BRIEF
Reproduce the full set of records verbatim.

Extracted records
^^^^^^^^^^^^^^^^

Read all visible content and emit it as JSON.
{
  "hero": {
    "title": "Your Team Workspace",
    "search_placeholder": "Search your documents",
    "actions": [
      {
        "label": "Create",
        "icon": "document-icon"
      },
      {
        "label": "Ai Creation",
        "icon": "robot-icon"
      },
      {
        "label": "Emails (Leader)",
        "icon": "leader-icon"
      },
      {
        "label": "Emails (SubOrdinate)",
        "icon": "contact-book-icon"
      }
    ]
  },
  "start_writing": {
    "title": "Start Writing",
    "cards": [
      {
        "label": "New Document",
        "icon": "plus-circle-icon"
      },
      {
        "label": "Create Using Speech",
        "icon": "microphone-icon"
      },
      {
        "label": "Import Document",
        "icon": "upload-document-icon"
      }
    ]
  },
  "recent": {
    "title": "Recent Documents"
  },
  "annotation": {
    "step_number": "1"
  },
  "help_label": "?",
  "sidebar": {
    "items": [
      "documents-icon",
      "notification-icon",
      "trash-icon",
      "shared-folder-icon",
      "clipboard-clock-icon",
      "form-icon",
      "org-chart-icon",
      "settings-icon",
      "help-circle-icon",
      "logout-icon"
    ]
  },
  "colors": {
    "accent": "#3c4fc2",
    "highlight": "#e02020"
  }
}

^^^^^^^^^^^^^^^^

YOUR SOLUTION
Read all visible content and emit it as JSON.
{
  "hero": {
    "title": "Your Team Workspace",
    "search_placeholder": "Search your documents",
    "actions": [
      {
        "label": "Create",
        "icon": "document-icon"
      },
      {
        "label": "Ai Creation",
        "icon": "robot-icon"
      },
      {
        "label": "Emails (Leader)",
        "icon": "leader-icon"
      },
      {
        "label": "Emails (SubOrdinate)",
        "icon": "contact-book-icon"
      }
    ]
  },
  "start_writing": {
    "title": "Start Writing",
    "cards": [
      {
        "label": "New Document",
        "icon": "plus-circle-icon"
      },
      {
        "label": "Create Using Speech",
        "icon": "microphone-icon"
      },
      {
        "label": "Import Document",
        "icon": "upload-document-icon"
      }
    ]
  },
  "recent": {
    "title": "Recent Documents"
  },
  "annotation": {
    "step_number": "1"
  },
  "help_label": "?",
  "sidebar": {
    "items": [
      "documents-icon",
      "notification-icon",
      "trash-icon",
      "shared-folder-icon",
      "clipboard-clock-icon",
      "form-icon",
      "org-chart-icon",
      "settings-icon",
      "help-circle-icon",
      "logout-icon"
    ]
  },
  "colors": {
    "accent": "#3c4fc2",
    "highlight": "#e02020"
  }
}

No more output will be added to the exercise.